▸ **Dataset**
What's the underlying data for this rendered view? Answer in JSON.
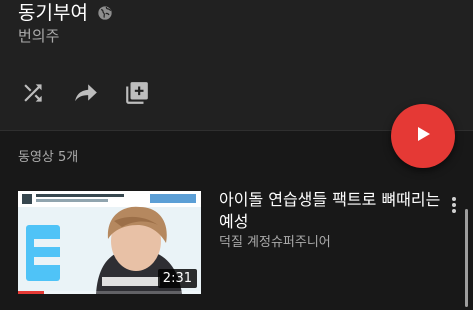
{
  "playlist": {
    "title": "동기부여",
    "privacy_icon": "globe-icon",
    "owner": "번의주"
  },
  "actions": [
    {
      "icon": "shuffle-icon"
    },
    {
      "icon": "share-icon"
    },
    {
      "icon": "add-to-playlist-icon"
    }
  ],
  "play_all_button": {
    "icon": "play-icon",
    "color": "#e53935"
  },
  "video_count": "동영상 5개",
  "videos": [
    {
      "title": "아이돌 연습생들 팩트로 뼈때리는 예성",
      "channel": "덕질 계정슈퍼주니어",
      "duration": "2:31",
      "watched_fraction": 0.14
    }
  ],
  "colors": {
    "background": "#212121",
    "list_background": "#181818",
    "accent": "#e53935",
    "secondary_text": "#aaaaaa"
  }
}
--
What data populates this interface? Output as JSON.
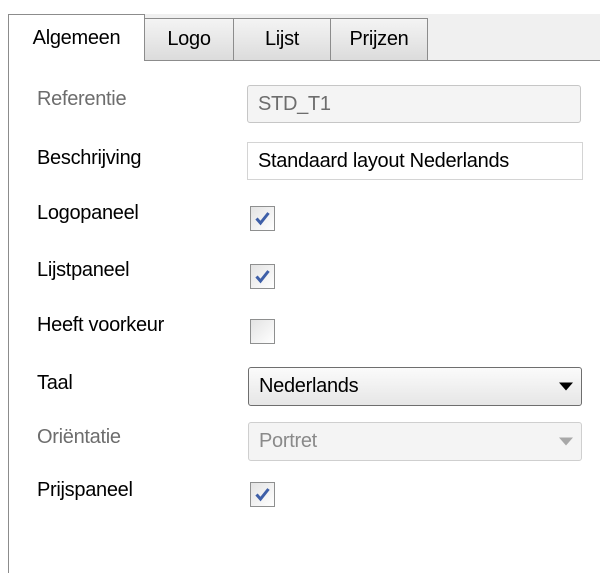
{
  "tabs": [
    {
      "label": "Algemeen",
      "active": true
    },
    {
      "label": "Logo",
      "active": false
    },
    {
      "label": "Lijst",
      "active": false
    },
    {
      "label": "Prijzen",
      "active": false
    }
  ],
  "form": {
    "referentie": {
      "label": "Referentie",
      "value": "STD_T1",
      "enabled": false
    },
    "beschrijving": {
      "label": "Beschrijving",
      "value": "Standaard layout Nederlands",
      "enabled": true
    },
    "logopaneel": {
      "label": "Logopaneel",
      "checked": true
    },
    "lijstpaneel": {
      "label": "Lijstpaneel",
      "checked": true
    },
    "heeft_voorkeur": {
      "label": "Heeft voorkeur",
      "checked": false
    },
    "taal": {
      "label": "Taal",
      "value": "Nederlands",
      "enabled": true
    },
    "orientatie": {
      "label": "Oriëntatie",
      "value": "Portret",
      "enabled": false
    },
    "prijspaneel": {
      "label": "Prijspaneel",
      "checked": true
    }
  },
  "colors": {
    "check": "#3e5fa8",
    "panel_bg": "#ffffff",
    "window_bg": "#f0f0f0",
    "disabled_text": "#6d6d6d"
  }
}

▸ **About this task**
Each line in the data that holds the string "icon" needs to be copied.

▸ **Result for this task**
    "privacy_icon": "globe-icon",
      "icon": "shuffle-icon"
      "icon": "share-icon"
      "icon": "add-to-playlist-icon"
    "icon": "play-icon",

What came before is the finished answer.